* **WHAT THE EXERCISE ASKS**:
Word for word, write out all of the entries that follow.

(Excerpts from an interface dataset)
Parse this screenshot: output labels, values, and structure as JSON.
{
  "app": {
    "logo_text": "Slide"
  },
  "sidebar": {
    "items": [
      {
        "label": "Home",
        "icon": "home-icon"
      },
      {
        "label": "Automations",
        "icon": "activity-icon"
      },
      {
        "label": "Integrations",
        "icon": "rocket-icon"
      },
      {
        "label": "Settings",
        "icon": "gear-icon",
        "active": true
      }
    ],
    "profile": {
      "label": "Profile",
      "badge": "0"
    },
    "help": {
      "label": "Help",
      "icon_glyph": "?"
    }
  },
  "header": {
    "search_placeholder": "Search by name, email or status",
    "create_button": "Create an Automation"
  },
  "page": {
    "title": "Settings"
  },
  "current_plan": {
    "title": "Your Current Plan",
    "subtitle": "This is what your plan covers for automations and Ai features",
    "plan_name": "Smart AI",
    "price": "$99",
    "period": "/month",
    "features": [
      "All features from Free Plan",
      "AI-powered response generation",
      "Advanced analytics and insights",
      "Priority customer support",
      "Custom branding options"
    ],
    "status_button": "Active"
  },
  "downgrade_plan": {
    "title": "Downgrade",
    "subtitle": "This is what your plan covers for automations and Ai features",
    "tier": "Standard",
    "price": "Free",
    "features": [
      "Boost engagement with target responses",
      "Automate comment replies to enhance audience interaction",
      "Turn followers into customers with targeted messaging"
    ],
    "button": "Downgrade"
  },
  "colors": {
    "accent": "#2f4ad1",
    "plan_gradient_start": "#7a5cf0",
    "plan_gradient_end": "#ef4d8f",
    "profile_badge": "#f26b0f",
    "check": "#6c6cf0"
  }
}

* **RESULT OF THE EXERCISE**:
Parse this screenshot: output labels, values, and structure as JSON.
{
  "app": {
    "logo_text": "Slide"
  },
  "sidebar": {
    "items": [
      {
        "label": "Home",
        "icon": "home-icon"
      },
      {
        "label": "Automations",
        "icon": "activity-icon"
      },
      {
        "label": "Integrations",
        "icon": "rocket-icon"
      },
      {
        "label": "Settings",
        "icon": "gear-icon",
        "active": true
      }
    ],
    "profile": {
      "label": "Profile",
      "badge": "0"
    },
    "help": {
      "label": "Help",
      "icon_glyph": "?"
    }
  },
  "header": {
    "search_placeholder": "Search by name, email or status",
    "create_button": "Create an Automation"
  },
  "page": {
    "title": "Settings"
  },
  "current_plan": {
    "title": "Your Current Plan",
    "subtitle": "This is what your plan covers for automations and Ai features",
    "plan_name": "Smart AI",
    "price": "$99",
    "period": "/month",
    "features": [
      "All features from Free Plan",
      "AI-powered response generation",
      "Advanced analytics and insights",
      "Priority customer support",
      "Custom branding options"
    ],
    "status_button": "Active"
  },
  "downgrade_plan": {
    "title": "Downgrade",
    "subtitle": "This is what your plan covers for automations and Ai features",
    "tier": "Standard",
    "price": "Free",
    "features": [
      "Boost engagement with target responses",
      "Automate comment replies to enhance audience interaction",
      "Turn followers into customers with targeted messaging"
    ],
    "button": "Downgrade"
  },
  "colors": {
    "accent": "#2f4ad1",
    "plan_gradient_start": "#7a5cf0",
    "plan_gradient_end": "#ef4d8f",
    "profile_badge": "#f26b0f",
    "check": "#6c6cf0"
  }
}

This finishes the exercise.